The Grande Ronde River is navigable with rubber rafts, canoes, kayaks, and rowboats with a shallow draft that are built especially to withstand heavy abuse. During an average year, streamflows can be too low for floating from July to September. It is best to float the river when the streamflow is between 2,000 and 8,000 cubic feet per second (cfs). Streamflow records are kept by the Army Corps of Engineers in Walla Walla.
The North Fork John Day River (NFJD) means a lot of things to a lot of people. To river rafters it means rapids that are challenging enough for seasoned veterans, yet easy enough (on the lower section) for beginners.
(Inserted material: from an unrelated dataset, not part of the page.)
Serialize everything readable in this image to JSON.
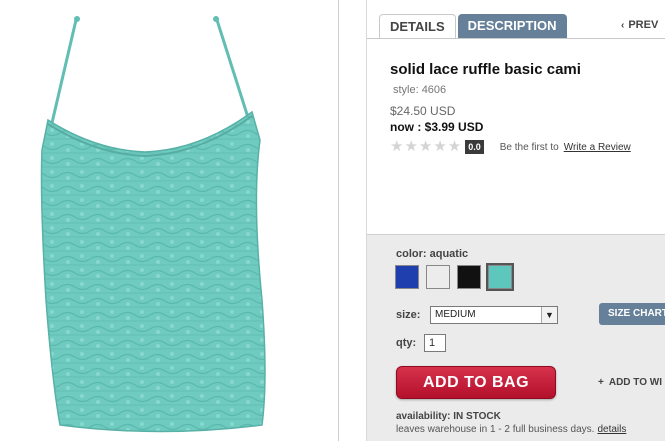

For floaters, one of the most popular sections of the river is from Dale to Monument. Rapids on this section of the NFJD are generally categorized as Class 2+ Rapids. At higher water the river takes on a Class 3- character. The length of the journey is 40 miles and it winds through forested canyons and past several feed-in creeks. The NFJD is fed primarily by snowpack in the Blue Mountains so its flow is very seasonal. Peak flow is usually in April and in some places can be as high as 20,000 cfs. Average flow is around 6,000 cfs. The best time to run the North Fork John Day is in April and May when the flow is near its peak.
Campground and picnic sites, designed to blend with the forest environment, are located away from traffic and commercial development. Campfire permits are not required though campfires may be prohibited during the late summer and early falls months due to the fire danger. The length of stay at any one site is limited to 14 days on a first-come, first-serve basis. In several campgrounds, where more facilities and services are provided, a fee is charged for overnight use. Campgrounds do not have electricity, showers, of sewage disposal (except for waste disposal dump stations at Bull Prairie and Tollgate Guard Station).
Olive Lake, covering 145 acres, is the only natural lake over three acres in size on the Forest. Bull Prairie Lake, 24 acres; Jubilee Lake 97 acres; and Penland Lake, 70 acres, were developed cooperatively by the Oregon Department of Fish and Wildlife and the USDA Forest Service.
Winter recreation opportunities on the Umatilla National Forest are endless. You can flex your leg muscles on one of our many cross-country ski trails or try your hand at downhill skiing at the Bluewood Ski area, located 20 miles south of Dayton, Washington, or at Spout Springs Ski Resort, located in the heart of the Blue Mountains on Highway 204 near Tollgate, Oregon. You can tool around on your snowmobile through the mountainous terrain, or enjoy less structured activities such as snowshoeing, tobogganing, sledding, and innertubing. If you like solitude and scenic winter beauty, snuggle into one of our Forest Service Guard Stations and cabins, it can be a unique and memorable experience. The Guard Stations are open year-round, however, automobile access is usually from May 1st to November 1st, winter recreation use requires alternate transportation such as skis, snowshoes, or snowmobiles.